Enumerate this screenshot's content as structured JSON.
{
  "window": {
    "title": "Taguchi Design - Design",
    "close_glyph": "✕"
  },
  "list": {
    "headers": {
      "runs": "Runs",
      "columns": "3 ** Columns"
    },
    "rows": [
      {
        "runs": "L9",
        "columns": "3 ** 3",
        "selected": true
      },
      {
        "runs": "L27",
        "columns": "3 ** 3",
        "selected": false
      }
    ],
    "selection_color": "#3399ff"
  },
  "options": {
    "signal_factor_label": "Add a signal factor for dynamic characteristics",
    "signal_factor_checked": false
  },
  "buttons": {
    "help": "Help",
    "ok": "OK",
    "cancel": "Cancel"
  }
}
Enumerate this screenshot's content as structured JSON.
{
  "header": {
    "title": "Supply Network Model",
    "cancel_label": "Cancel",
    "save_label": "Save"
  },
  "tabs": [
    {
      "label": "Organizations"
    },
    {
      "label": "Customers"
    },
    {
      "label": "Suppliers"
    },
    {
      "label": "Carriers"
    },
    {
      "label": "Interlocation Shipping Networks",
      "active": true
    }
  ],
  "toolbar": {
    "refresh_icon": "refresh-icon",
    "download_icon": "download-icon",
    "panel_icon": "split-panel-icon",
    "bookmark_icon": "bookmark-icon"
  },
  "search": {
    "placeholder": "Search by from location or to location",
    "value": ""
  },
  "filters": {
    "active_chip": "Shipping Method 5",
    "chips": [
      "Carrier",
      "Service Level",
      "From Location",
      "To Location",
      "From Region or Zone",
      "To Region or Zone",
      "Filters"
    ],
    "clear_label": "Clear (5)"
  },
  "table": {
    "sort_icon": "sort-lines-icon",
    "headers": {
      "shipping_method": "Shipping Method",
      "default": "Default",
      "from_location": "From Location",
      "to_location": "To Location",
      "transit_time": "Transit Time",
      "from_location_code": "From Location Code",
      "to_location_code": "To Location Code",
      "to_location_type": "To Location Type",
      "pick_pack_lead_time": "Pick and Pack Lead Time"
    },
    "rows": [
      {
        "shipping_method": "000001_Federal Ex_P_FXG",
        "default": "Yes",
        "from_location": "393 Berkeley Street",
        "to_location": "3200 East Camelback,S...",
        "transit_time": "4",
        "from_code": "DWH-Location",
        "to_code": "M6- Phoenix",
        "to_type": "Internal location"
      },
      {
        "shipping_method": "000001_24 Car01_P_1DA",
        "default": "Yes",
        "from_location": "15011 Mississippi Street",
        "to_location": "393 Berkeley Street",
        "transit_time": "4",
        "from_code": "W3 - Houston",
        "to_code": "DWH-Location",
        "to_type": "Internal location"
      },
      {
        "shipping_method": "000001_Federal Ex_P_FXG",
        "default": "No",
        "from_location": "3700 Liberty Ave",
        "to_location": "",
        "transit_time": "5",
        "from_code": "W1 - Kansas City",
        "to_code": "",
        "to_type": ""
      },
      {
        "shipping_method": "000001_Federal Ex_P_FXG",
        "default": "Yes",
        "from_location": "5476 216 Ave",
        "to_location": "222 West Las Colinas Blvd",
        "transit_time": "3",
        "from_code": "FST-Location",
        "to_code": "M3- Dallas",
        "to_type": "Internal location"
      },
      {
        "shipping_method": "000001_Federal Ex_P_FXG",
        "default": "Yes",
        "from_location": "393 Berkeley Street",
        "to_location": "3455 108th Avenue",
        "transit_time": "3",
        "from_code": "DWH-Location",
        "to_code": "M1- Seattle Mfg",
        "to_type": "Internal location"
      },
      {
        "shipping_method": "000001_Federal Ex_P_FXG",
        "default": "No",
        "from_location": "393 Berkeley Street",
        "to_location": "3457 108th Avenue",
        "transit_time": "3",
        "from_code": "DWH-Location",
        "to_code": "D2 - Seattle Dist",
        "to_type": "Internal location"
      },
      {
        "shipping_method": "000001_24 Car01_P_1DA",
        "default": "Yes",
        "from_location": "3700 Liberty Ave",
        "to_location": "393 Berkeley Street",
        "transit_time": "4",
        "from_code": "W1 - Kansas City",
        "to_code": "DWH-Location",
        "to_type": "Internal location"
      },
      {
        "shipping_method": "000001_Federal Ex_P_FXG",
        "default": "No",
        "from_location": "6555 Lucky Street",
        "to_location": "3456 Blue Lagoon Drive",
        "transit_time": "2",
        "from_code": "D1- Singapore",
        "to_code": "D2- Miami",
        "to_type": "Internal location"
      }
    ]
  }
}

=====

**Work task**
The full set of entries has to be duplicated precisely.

**Task output**
Enumerate this screenshot's content as structured JSON.
{
  "window": {
    "title": "Taguchi Design - Design",
    "close_glyph": "✕"
  },
  "list": {
    "headers": {
      "runs": "Runs",
      "columns": "3 ** Columns"
    },
    "rows": [
      {
        "runs": "L9",
        "columns": "3 ** 3",
        "selected": true
      },
      {
        "runs": "L27",
        "columns": "3 ** 3",
        "selected": false
      }
    ],
    "selection_color": "#3399ff"
  },
  "options": {
    "signal_factor_label": "Add a signal factor for dynamic characteristics",
    "signal_factor_checked": false
  },
  "buttons": {
    "help": "Help",
    "ok": "OK",
    "cancel": "Cancel"
  }
}
Enumerate this screenshot's content as structured JSON.
{
  "header": {
    "title": "Supply Network Model",
    "cancel_label": "Cancel",
    "save_label": "Save"
  },
  "tabs": [
    {
      "label": "Organizations"
    },
    {
      "label": "Customers"
    },
    {
      "label": "Suppliers"
    },
    {
      "label": "Carriers"
    },
    {
      "label": "Interlocation Shipping Networks",
      "active": true
    }
  ],
  "toolbar": {
    "refresh_icon": "refresh-icon",
    "download_icon": "download-icon",
    "panel_icon": "split-panel-icon",
    "bookmark_icon": "bookmark-icon"
  },
  "search": {
    "placeholder": "Search by from location or to location",
    "value": ""
  },
  "filters": {
    "active_chip": "Shipping Method 5",
    "chips": [
      "Carrier",
      "Service Level",
      "From Location",
      "To Location",
      "From Region or Zone",
      "To Region or Zone",
      "Filters"
    ],
    "clear_label": "Clear (5)"
  },
  "table": {
    "sort_icon": "sort-lines-icon",
    "headers": {
      "shipping_method": "Shipping Method",
      "default": "Default",
      "from_location": "From Location",
      "to_location": "To Location",
      "transit_time": "Transit Time",
      "from_location_code": "From Location Code",
      "to_location_code": "To Location Code",
      "to_location_type": "To Location Type",
      "pick_pack_lead_time": "Pick and Pack Lead Time"
    },
    "rows": [
      {
        "shipping_method": "000001_Federal Ex_P_FXG",
        "default": "Yes",
        "from_location": "393 Berkeley Street",
        "to_location": "3200 East Camelback,S...",
        "transit_time": "4",
        "from_code": "DWH-Location",
        "to_code": "M6- Phoenix",
        "to_type": "Internal location"
      },
      {
        "shipping_method": "000001_24 Car01_P_1DA",
        "default": "Yes",
        "from_location": "15011 Mississippi Street",
        "to_location": "393 Berkeley Street",
        "transit_time": "4",
        "from_code": "W3 - Houston",
        "to_code": "DWH-Location",
        "to_type": "Internal location"
      },
      {
        "shipping_method": "000001_Federal Ex_P_FXG",
        "default": "No",
        "from_location": "3700 Liberty Ave",
        "to_location": "",
        "transit_time": "5",
        "from_code": "W1 - Kansas City",
        "to_code": "",
        "to_type": ""
      },
      {
        "shipping_method": "000001_Federal Ex_P_FXG",
        "default": "Yes",
        "from_location": "5476 216 Ave",
        "to_location": "222 West Las Colinas Blvd",
        "transit_time": "3",
        "from_code": "FST-Location",
        "to_code": "M3- Dallas",
        "to_type": "Internal location"
      },
      {
        "shipping_method": "000001_Federal Ex_P_FXG",
        "default": "Yes",
        "from_location": "393 Berkeley Street",
        "to_location": "3455 108th Avenue",
        "transit_time": "3",
        "from_code": "DWH-Location",
        "to_code": "M1- Seattle Mfg",
        "to_type": "Internal location"
      },
      {
        "shipping_method": "000001_Federal Ex_P_FXG",
        "default": "No",
        "from_location": "393 Berkeley Street",
        "to_location": "3457 108th Avenue",
        "transit_time": "3",
        "from_code": "DWH-Location",
        "to_code": "D2 - Seattle Dist",
        "to_type": "Internal location"
      },
      {
        "shipping_method": "000001_24 Car01_P_1DA",
        "default": "Yes",
        "from_location": "3700 Liberty Ave",
        "to_location": "393 Berkeley Street",
        "transit_time": "4",
        "from_code": "W1 - Kansas City",
        "to_code": "DWH-Location",
        "to_type": "Internal location"
      },
      {
        "shipping_method": "000001_Federal Ex_P_FXG",
        "default": "No",
        "from_location": "6555 Lucky Street",
        "to_location": "3456 Blue Lagoon Drive",
        "transit_time": "2",
        "from_code": "D1- Singapore",
        "to_code": "D2- Miami",
        "to_type": "Internal location"
      }
    ]
  }
}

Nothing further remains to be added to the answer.